(Posted: 5/18/12; e-mail update 5/19)
NY Times righthander David Brooks pitched the idea of “fundamentals” in a political column this week. He said Team Obama was hurting in the fundamentals department – the electoral game basics dealing with the economy and attitudes toward government. Most fans are unhappy with the O-team’s stance on both those categories of play.

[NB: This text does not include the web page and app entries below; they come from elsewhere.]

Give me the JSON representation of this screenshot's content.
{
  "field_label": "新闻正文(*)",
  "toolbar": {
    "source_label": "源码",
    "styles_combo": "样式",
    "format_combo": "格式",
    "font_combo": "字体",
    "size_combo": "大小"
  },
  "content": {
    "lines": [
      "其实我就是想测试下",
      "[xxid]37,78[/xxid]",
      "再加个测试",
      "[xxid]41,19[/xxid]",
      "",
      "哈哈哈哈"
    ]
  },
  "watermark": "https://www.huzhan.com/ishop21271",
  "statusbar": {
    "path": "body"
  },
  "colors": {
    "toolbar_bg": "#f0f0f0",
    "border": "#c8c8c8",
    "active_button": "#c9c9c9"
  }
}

The first baseball fundamental we learned – one that Brooks disregards politically – is “keeping your eye on the ball.” It applies to both hitting and fielding. If practiced with discipline, buy for sale focusing hard enables a player to “see the ball well” and helps his team win. Brooks says the skipper’s personal appeal has more than compensated for his lack of fundamentals. That clearly overlooks fan support for the ball on which he’s kept his eye: the image of a slugging leader. To the boos of lefties, generic Obama has flaunted his power stroke, ordering: the killing of bin Laden as well as the assassination of suspected terrorists, the increase in drone attacks that take innocent lives, the rendition of detainees denied due process, the shutting down of democratic teams abroad that obstruct his club’s interests. He comes across as one tough, crowd-pleasing skipper.
Comments Rolling Stone’s Matt Taibbi: “Obama is doing things… extralegal(ly)…that would have liberals marching in the streets if they’d been done by (George W.) Bush.”

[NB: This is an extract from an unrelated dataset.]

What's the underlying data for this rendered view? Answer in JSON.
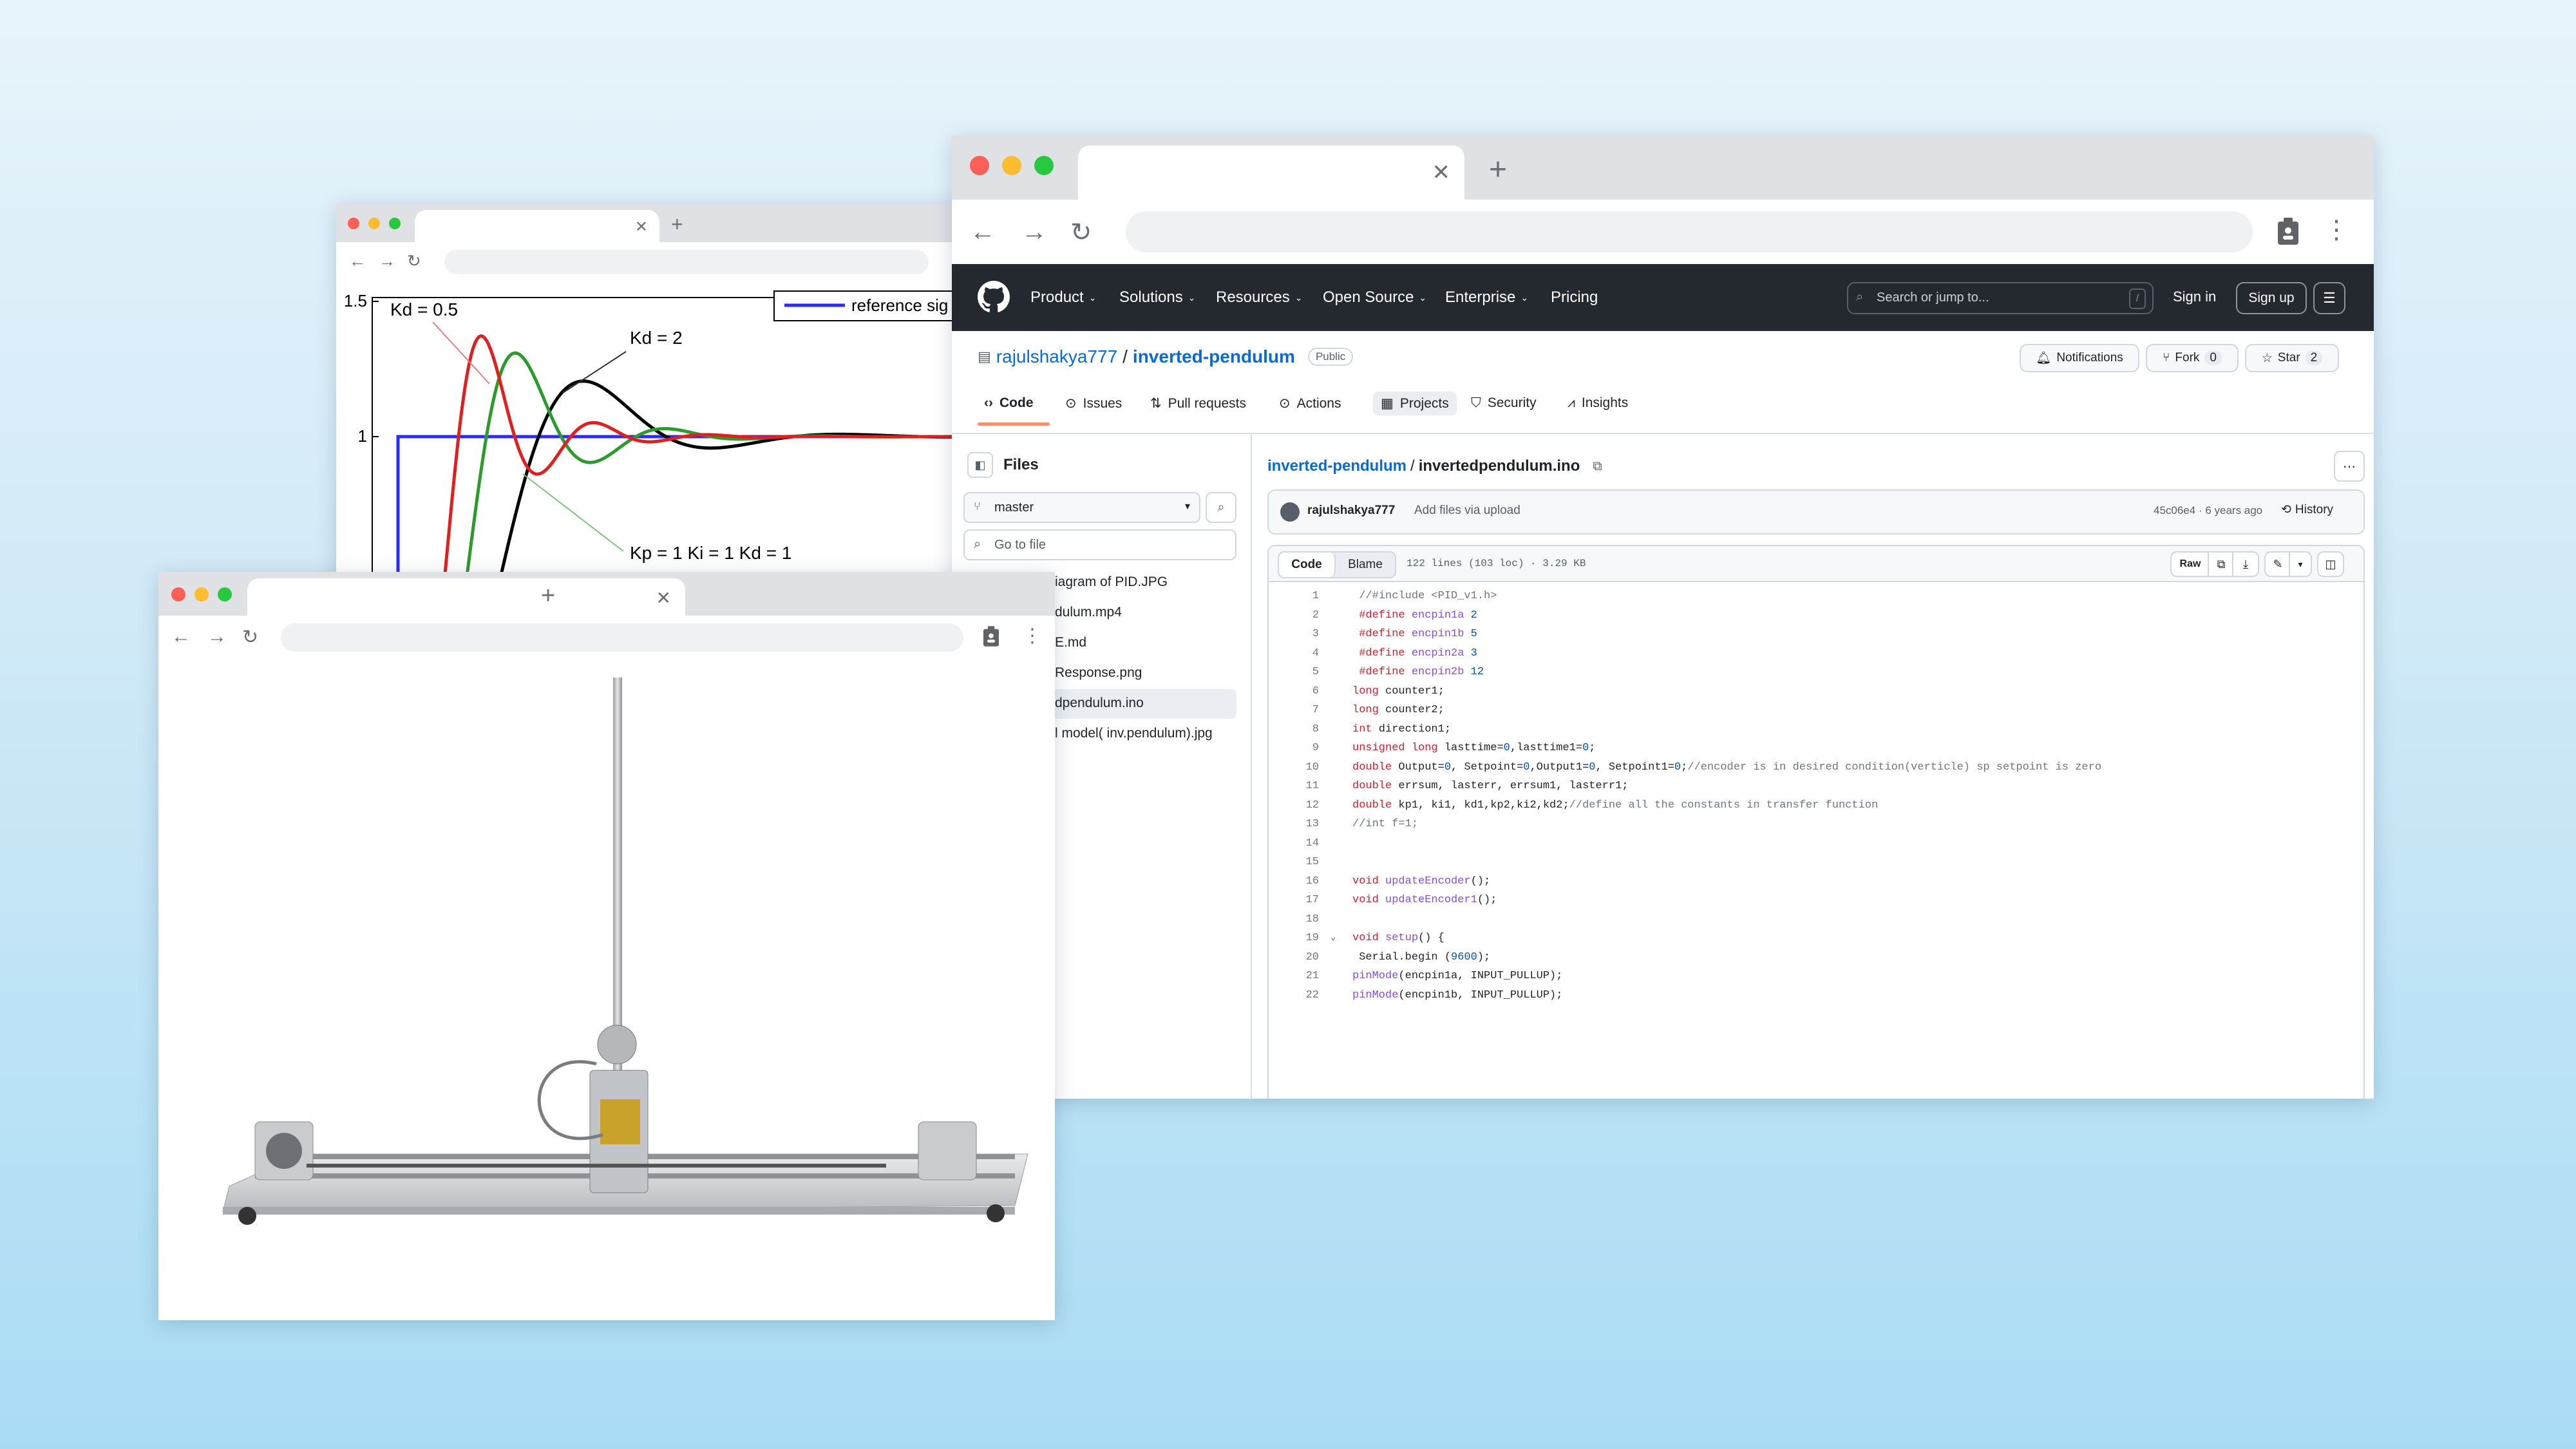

WashPost’s Ezra Klein sees the skipper scoring up the middle with a different set of fundamentals: “The primary (ones) are these: Obama is the incumbent. The economy is growing at a moderate pace. There’s no serious third-party challenge. We’re not losing massive numbers of soldiers in a foreign war. And when you look at those fundamentals, the reality is this: Incumbent presidents very, very rarely lose under those conditions…Since 1948, only three incumbent presidents have lost reelection campaigns…(among them) Jimmy Carter and George H.W. Bush (who) both ran in very bad economies.”
The skipper’s effective execution of both types of fundamentals is, to use Taibbi’s apt words about the Bush/Obama continuity, “kind of a bummer, when you think about it.”
– – –
Stat City: The top team when combining the MLB’s hitting, pitching and fielding categories: the Rangers, by far. Texas is first in hitting, third in pitching and fifth in fielding. That’s a total numerical rating of nine, with three (first in all categories) the top mark. The Dodgers are a distant second, with a rating of 18; they’re second in pitching, eighth in hitting and fielding. The Yankees are an impressive third in fielding, fifth in hitting, but 23d in pitching, the Red Sox first in fielding, third in hitting, but 28th in pitching. The Mets are 25th in pitching, 22d in fielding, but a surprising sixth in hitting.
Inside Story: Why the Reds traded Josh Hamilton to the Rangers (for Edinson Volquez) in 2007. There were two things, writes Cincinnati Enquirer’s Paul Daugherty: “Thing One was that Hamilton was not popular among his teammates, who resented the coddling he got and the media attention he received, especially on the road. Hamilton’s comeback from a four-year absence due to drug problems was well documented. The extent to which it brought him favorable treatment was less well known…Far more important was the conclusion reached by the team’s medical staff that Hamilton’s durability would always be an issue. And that his potential for relapse would make him unreliable.”
Durability remains an issue as Hamilton approaches free agency. If he can stay healthy the rest of the season, we know the Rangers will have a difficult time matching the offers he’ll receive from a few of the wealthier teams.
– o –
(The Nub is a team effort skippered by Dick Starkey. Comments to firstname.lastname@example.org are welcome, and only they can be addressed by the skipper. Previous Nubs may be found by scrolling below.)